## Your goal:
Only a number is wanted: how many lines in these records contain the word "true"?

Page and application data records
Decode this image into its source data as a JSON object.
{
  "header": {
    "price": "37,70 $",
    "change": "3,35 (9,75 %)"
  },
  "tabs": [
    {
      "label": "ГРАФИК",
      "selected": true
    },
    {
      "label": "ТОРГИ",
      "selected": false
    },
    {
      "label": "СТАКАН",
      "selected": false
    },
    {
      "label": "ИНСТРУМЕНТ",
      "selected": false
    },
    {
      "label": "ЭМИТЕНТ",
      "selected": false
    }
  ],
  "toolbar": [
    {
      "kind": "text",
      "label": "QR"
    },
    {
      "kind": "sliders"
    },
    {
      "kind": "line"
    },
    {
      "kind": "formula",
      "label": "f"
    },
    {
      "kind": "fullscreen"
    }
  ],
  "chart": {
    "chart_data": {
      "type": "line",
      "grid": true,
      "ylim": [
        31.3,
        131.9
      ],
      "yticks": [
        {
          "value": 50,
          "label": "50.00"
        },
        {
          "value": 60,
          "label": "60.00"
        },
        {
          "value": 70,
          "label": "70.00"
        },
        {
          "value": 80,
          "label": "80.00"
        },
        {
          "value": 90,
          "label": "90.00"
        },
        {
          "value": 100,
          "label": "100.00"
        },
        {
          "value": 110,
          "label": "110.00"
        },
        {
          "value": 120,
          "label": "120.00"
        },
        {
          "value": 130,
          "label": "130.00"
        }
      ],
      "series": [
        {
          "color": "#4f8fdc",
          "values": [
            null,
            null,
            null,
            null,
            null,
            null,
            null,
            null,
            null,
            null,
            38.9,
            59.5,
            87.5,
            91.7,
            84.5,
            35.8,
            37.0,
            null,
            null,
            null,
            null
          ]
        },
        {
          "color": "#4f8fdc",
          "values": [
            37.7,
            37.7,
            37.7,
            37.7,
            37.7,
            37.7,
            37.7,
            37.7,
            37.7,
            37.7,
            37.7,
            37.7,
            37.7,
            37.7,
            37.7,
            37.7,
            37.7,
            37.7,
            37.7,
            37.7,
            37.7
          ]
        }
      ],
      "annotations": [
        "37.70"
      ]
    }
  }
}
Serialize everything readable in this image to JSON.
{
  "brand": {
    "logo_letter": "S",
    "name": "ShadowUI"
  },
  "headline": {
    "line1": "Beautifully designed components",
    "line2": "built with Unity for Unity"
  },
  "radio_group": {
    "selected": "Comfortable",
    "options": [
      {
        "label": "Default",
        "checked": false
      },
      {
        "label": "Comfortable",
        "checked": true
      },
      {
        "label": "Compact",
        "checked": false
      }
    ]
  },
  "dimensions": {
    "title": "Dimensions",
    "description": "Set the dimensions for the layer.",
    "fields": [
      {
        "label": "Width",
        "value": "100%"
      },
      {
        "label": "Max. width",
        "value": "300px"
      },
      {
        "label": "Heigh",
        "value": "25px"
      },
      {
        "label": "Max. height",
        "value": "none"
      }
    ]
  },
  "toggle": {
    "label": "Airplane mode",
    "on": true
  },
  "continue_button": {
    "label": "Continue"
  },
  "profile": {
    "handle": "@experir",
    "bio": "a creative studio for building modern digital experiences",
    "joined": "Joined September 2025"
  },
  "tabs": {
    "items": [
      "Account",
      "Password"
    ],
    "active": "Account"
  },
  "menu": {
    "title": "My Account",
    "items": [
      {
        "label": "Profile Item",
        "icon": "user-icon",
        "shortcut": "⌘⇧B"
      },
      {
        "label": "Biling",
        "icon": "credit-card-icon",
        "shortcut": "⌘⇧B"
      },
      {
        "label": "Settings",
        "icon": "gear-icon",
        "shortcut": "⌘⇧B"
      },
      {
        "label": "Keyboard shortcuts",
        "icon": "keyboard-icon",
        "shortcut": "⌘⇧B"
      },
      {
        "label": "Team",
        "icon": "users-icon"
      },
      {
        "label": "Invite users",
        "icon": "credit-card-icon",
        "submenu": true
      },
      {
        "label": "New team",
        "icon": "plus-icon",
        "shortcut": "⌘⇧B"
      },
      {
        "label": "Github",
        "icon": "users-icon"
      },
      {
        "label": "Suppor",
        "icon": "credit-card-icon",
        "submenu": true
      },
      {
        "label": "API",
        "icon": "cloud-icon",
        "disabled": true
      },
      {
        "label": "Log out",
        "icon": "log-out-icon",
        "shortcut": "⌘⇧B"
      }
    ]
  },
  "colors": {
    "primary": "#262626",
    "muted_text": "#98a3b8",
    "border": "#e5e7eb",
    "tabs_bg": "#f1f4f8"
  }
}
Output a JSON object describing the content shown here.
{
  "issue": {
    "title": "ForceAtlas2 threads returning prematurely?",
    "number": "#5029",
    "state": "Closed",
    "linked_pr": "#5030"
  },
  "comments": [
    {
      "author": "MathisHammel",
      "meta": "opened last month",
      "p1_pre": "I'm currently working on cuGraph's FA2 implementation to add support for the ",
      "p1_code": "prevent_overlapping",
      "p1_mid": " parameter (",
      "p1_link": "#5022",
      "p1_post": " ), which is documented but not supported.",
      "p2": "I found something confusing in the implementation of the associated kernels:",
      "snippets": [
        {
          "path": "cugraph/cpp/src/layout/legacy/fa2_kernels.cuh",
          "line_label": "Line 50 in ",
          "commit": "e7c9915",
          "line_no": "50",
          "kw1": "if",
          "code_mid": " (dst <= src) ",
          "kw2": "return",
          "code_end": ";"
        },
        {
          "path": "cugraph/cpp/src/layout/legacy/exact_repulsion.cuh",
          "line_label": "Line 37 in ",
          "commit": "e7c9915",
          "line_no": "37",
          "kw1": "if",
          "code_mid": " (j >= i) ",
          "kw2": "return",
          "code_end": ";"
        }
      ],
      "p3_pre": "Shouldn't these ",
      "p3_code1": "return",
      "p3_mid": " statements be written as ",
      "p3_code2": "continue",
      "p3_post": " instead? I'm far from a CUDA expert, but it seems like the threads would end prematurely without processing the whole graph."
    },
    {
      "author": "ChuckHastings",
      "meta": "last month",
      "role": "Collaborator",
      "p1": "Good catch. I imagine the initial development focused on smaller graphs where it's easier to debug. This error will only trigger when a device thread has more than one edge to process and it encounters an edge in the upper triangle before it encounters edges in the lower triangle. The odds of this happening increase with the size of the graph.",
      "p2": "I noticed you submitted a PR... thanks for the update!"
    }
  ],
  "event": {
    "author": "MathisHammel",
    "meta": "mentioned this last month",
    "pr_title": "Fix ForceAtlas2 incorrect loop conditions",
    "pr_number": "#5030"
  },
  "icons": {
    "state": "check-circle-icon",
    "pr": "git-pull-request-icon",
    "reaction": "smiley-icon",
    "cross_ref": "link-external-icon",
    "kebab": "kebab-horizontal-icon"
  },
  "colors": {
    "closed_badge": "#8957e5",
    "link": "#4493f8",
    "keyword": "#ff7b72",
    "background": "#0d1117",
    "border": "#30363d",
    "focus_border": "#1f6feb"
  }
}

## Answer for the task:
7